#### Extracted material ####

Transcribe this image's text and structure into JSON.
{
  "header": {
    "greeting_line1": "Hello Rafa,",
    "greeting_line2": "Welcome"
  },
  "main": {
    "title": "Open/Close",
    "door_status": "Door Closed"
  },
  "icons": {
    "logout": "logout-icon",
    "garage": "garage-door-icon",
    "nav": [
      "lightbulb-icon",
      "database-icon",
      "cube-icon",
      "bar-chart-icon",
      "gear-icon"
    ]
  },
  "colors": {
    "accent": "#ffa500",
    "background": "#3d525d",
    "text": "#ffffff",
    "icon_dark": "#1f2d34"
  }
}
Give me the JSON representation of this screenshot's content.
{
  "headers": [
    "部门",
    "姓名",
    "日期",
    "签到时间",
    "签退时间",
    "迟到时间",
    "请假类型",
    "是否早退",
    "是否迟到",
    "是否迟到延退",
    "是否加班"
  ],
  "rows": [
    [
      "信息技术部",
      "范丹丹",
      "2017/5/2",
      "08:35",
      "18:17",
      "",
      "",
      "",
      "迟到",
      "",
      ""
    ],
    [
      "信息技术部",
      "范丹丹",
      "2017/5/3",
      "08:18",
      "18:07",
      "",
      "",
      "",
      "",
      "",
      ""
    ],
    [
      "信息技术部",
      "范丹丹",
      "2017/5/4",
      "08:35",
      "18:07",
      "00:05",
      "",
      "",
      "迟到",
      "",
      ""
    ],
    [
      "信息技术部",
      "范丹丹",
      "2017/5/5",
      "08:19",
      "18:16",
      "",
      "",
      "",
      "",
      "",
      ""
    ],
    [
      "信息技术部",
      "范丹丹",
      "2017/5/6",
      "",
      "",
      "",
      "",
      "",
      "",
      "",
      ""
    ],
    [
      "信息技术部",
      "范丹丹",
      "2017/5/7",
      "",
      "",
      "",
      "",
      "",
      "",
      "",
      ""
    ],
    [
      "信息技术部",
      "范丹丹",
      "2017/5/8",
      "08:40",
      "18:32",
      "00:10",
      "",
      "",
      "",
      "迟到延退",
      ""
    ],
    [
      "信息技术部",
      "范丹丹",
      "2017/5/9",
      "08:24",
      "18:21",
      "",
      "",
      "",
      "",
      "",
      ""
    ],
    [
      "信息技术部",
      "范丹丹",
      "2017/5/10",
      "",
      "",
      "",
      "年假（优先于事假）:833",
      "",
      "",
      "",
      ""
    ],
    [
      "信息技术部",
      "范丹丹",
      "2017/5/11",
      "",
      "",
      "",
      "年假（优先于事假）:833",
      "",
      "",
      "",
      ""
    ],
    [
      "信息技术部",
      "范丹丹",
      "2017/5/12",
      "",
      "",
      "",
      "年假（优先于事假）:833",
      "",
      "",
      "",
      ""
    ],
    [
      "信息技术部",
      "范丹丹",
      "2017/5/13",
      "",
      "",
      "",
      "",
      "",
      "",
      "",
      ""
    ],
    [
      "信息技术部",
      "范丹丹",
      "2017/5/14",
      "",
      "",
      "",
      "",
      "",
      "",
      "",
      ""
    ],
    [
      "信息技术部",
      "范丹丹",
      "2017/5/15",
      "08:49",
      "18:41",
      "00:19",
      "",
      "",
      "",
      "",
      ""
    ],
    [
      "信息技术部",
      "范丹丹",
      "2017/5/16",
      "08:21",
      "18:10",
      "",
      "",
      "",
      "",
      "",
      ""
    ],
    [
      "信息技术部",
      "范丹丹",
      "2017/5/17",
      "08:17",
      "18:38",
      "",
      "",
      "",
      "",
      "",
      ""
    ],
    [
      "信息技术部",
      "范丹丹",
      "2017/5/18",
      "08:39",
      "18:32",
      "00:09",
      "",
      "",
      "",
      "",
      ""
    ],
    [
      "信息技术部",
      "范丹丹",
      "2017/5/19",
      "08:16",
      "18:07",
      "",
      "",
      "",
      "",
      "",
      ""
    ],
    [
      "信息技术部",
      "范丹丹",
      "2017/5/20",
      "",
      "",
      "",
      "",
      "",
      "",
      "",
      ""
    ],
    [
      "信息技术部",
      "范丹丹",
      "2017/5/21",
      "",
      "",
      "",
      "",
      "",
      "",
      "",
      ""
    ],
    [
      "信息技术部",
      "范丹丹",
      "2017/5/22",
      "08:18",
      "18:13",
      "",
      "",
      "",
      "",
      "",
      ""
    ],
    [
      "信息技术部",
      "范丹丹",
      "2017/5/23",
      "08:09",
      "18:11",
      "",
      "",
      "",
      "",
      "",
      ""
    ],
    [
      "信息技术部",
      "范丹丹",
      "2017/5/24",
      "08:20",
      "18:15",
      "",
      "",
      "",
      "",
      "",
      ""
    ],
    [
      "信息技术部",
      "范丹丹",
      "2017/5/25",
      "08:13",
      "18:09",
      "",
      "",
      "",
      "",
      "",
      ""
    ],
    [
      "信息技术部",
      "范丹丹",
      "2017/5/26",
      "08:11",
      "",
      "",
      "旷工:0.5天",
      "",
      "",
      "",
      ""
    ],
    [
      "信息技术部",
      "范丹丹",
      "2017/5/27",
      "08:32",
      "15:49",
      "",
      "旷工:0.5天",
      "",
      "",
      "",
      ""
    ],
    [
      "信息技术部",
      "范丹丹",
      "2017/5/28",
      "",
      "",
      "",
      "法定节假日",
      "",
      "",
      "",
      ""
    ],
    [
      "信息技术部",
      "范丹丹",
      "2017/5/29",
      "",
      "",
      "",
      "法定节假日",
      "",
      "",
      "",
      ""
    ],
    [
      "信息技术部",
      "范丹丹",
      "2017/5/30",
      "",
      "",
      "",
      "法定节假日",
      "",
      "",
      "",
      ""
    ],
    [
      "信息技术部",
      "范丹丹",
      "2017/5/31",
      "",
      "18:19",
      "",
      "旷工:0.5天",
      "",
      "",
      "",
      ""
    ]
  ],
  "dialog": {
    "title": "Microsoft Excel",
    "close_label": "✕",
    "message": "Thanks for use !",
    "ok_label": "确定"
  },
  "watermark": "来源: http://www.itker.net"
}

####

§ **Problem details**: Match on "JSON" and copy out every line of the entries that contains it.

§ **Written response**:
Transcribe this image's text and structure into JSON.
Give me the JSON representation of this screenshot's content.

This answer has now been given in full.